About this exercise: Every line below is to be set down again exactly; any image stays out.

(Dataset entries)
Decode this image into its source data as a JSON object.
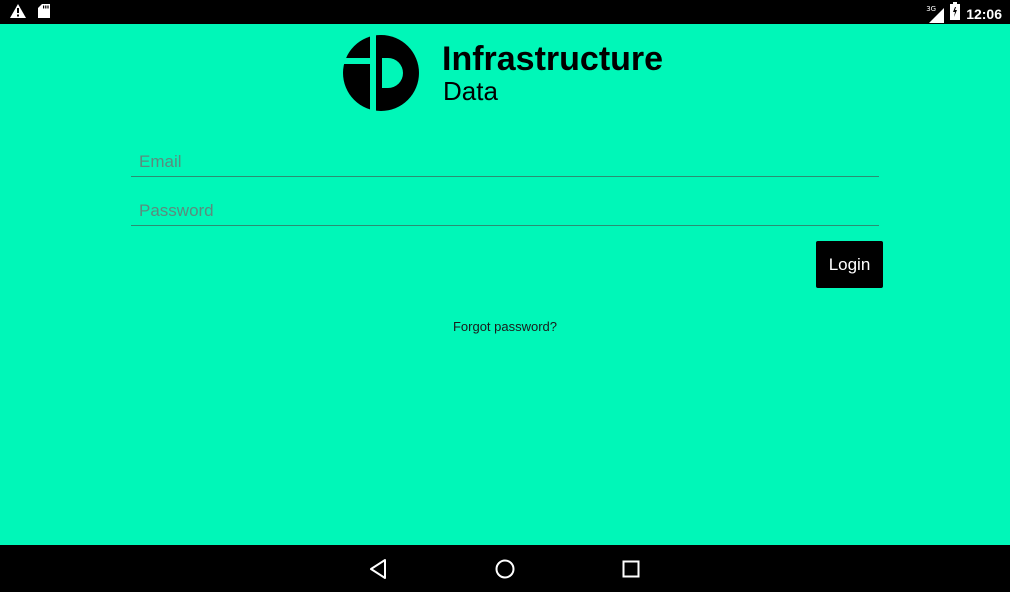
{
  "status_bar": {
    "time": "12:06",
    "network": "3G",
    "icons": [
      "warning-icon",
      "sd-card-icon",
      "signal-icon",
      "battery-icon"
    ]
  },
  "brand": {
    "title": "Infrastructure",
    "subtitle": "Data",
    "logo_icon": "infrastructure-data-logo"
  },
  "form": {
    "email_placeholder": "Email",
    "email_value": "",
    "password_placeholder": "Password",
    "password_value": "",
    "login_label": "Login",
    "forgot_label": "Forgot password?"
  },
  "nav_bar": {
    "icons": [
      "back-icon",
      "home-icon",
      "recents-icon"
    ]
  },
  "colors": {
    "background": "#00f7b8",
    "button": "#000000",
    "bars": "#000000"
  }
}
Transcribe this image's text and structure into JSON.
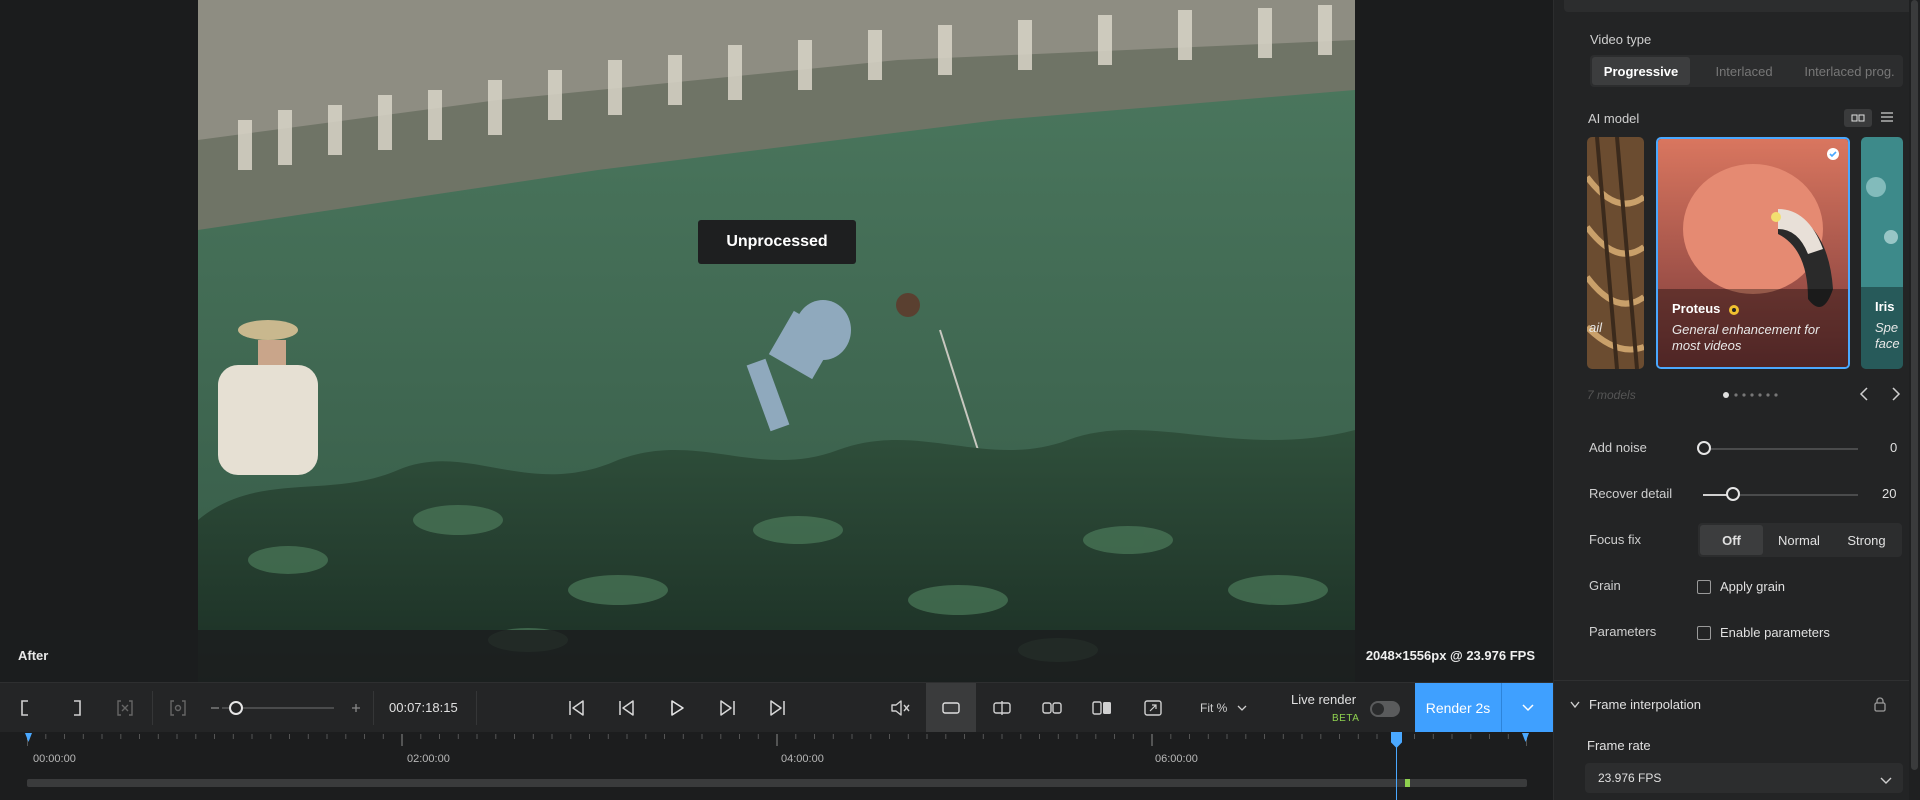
{
  "preview": {
    "badge": "Unprocessed",
    "view_label": "After",
    "resolution": "2048×1556px @ 23.976 FPS"
  },
  "transport": {
    "timecode": "00:07:18:15",
    "fit": "Fit %",
    "live_render": "Live render",
    "beta": "BETA",
    "render_button": "Render 2s"
  },
  "timeline": {
    "labels": [
      "00:00:00",
      "02:00:00",
      "04:00:00",
      "06:00:00"
    ]
  },
  "panel": {
    "video_type": {
      "label": "Video type",
      "options": [
        "Progressive",
        "Interlaced",
        "Interlaced prog."
      ],
      "selected": "Progressive"
    },
    "ai_model": {
      "label": "AI model",
      "cards": [
        {
          "title": "",
          "desc": "ail"
        },
        {
          "title": "Proteus",
          "desc": "General enhancement for most videos",
          "selected": true
        },
        {
          "title": "Iris",
          "desc": "Spe face"
        }
      ],
      "count": "7 models"
    },
    "add_noise": {
      "label": "Add noise",
      "value": "0"
    },
    "recover_detail": {
      "label": "Recover detail",
      "value": "20"
    },
    "focus_fix": {
      "label": "Focus fix",
      "options": [
        "Off",
        "Normal",
        "Strong"
      ],
      "selected": "Off"
    },
    "grain": {
      "label": "Grain",
      "checkbox": "Apply grain"
    },
    "parameters": {
      "label": "Parameters",
      "checkbox": "Enable parameters"
    },
    "frame_interpolation": {
      "label": "Frame interpolation"
    },
    "frame_rate": {
      "label": "Frame rate",
      "value": "23.976 FPS"
    }
  },
  "colors": {
    "accent": "#3fa0ff",
    "beta": "#8fd14f"
  }
}
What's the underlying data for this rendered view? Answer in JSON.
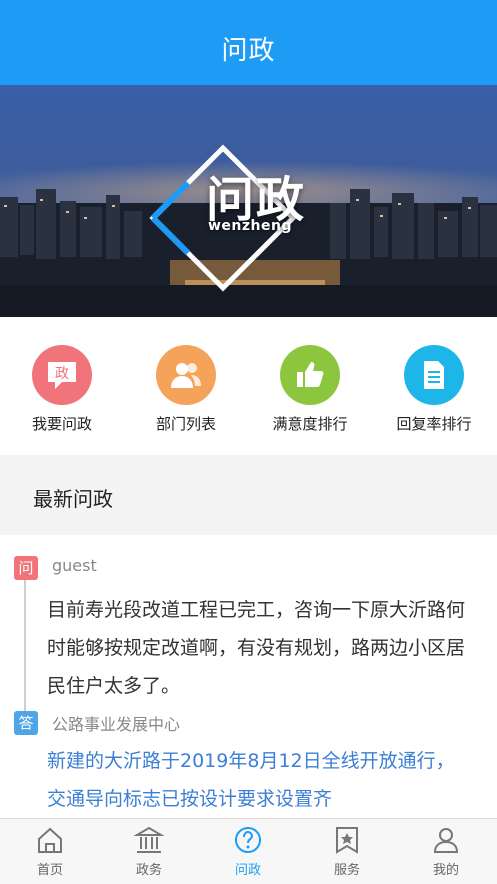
{
  "header": {
    "title": "问政"
  },
  "banner": {
    "logo_text": "问政",
    "logo_subtext": "wenzheng"
  },
  "quick_actions": [
    {
      "label": "我要问政",
      "icon": "ask-icon",
      "color": "#f0747a",
      "icon_text": "政"
    },
    {
      "label": "部门列表",
      "icon": "people-icon",
      "color": "#f5a25a"
    },
    {
      "label": "满意度排行",
      "icon": "thumbs-up-icon",
      "color": "#8cc63f"
    },
    {
      "label": "回复率排行",
      "icon": "document-icon",
      "color": "#1eb6e8"
    }
  ],
  "section": {
    "title": "最新问政"
  },
  "qa_item": {
    "q_badge": "问",
    "asker": "guest",
    "question": "目前寿光段改道工程已完工，咨询一下原大沂路何时能够按规定改道啊，有没有规划，路两边小区居民住户太多了。",
    "a_badge": "答",
    "department": "公路事业发展中心",
    "answer": "新建的大沂路于2019年8月12日全线开放通行，交通导向标志已按设计要求设置齐"
  },
  "tabbar": {
    "items": [
      {
        "label": "首页",
        "icon": "home-icon",
        "active": false
      },
      {
        "label": "政务",
        "icon": "government-icon",
        "active": false
      },
      {
        "label": "问政",
        "icon": "question-icon",
        "active": true
      },
      {
        "label": "服务",
        "icon": "star-bookmark-icon",
        "active": false
      },
      {
        "label": "我的",
        "icon": "user-icon",
        "active": false
      }
    ],
    "active_color": "#1e9cf5"
  }
}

Task result:
Decode this image into its source data as a JSON object.
{
  "status_bar": {
    "time": "12:06",
    "network": "3G",
    "icons": [
      "warning-icon",
      "sd-card-icon",
      "signal-icon",
      "battery-icon"
    ]
  },
  "brand": {
    "title": "Infrastructure",
    "subtitle": "Data",
    "logo_icon": "infrastructure-data-logo"
  },
  "form": {
    "email_placeholder": "Email",
    "email_value": "",
    "password_placeholder": "Password",
    "password_value": "",
    "login_label": "Login",
    "forgot_label": "Forgot password?"
  },
  "nav_bar": {
    "icons": [
      "back-icon",
      "home-icon",
      "recents-icon"
    ]
  },
  "colors": {
    "background": "#00f7b8",
    "button": "#000000",
    "bars": "#000000"
  }
}
Transcribe this image's text and structure into JSON.
{
  "preview": {
    "badge": "Unprocessed",
    "view_label": "After",
    "resolution": "2048×1556px @ 23.976 FPS"
  },
  "transport": {
    "timecode": "00:07:18:15",
    "fit": "Fit %",
    "live_render": "Live render",
    "beta": "BETA",
    "render_button": "Render 2s"
  },
  "timeline": {
    "labels": [
      "00:00:00",
      "02:00:00",
      "04:00:00",
      "06:00:00"
    ]
  },
  "panel": {
    "video_type": {
      "label": "Video type",
      "options": [
        "Progressive",
        "Interlaced",
        "Interlaced prog."
      ],
      "selected": "Progressive"
    },
    "ai_model": {
      "label": "AI model",
      "cards": [
        {
          "title": "",
          "desc": "ail"
        },
        {
          "title": "Proteus",
          "desc": "General enhancement for most videos",
          "selected": true
        },
        {
          "title": "Iris",
          "desc": "Spe face"
        }
      ],
      "count": "7 models"
    },
    "add_noise": {
      "label": "Add noise",
      "value": "0"
    },
    "recover_detail": {
      "label": "Recover detail",
      "value": "20"
    },
    "focus_fix": {
      "label": "Focus fix",
      "options": [
        "Off",
        "Normal",
        "Strong"
      ],
      "selected": "Off"
    },
    "grain": {
      "label": "Grain",
      "checkbox": "Apply grain"
    },
    "parameters": {
      "label": "Parameters",
      "checkbox": "Enable parameters"
    },
    "frame_interpolation": {
      "label": "Frame interpolation"
    },
    "frame_rate": {
      "label": "Frame rate",
      "value": "23.976 FPS"
    }
  },
  "colors": {
    "accent": "#3fa0ff",
    "beta": "#8fd14f"
  }
}
What's the underlying data for this rendered view? Answer in JSON.
{
  "header": {
    "title": "问政"
  },
  "banner": {
    "logo_text": "问政",
    "logo_subtext": "wenzheng"
  },
  "quick_actions": [
    {
      "label": "我要问政",
      "icon": "ask-icon",
      "color": "#f0747a",
      "icon_text": "政"
    },
    {
      "label": "部门列表",
      "icon": "people-icon",
      "color": "#f5a25a"
    },
    {
      "label": "满意度排行",
      "icon": "thumbs-up-icon",
      "color": "#8cc63f"
    },
    {
      "label": "回复率排行",
      "icon": "document-icon",
      "color": "#1eb6e8"
    }
  ],
  "section": {
    "title": "最新问政"
  },
  "qa_item": {
    "q_badge": "问",
    "asker": "guest",
    "question": "目前寿光段改道工程已完工，咨询一下原大沂路何时能够按规定改道啊，有没有规划，路两边小区居民住户太多了。",
    "a_badge": "答",
    "department": "公路事业发展中心",
    "answer": "新建的大沂路于2019年8月12日全线开放通行，交通导向标志已按设计要求设置齐"
  },
  "tabbar": {
    "items": [
      {
        "label": "首页",
        "icon": "home-icon",
        "active": false
      },
      {
        "label": "政务",
        "icon": "government-icon",
        "active": false
      },
      {
        "label": "问政",
        "icon": "question-icon",
        "active": true
      },
      {
        "label": "服务",
        "icon": "star-bookmark-icon",
        "active": false
      },
      {
        "label": "我的",
        "icon": "user-icon",
        "active": false
      }
    ],
    "active_color": "#1e9cf5"
  }
}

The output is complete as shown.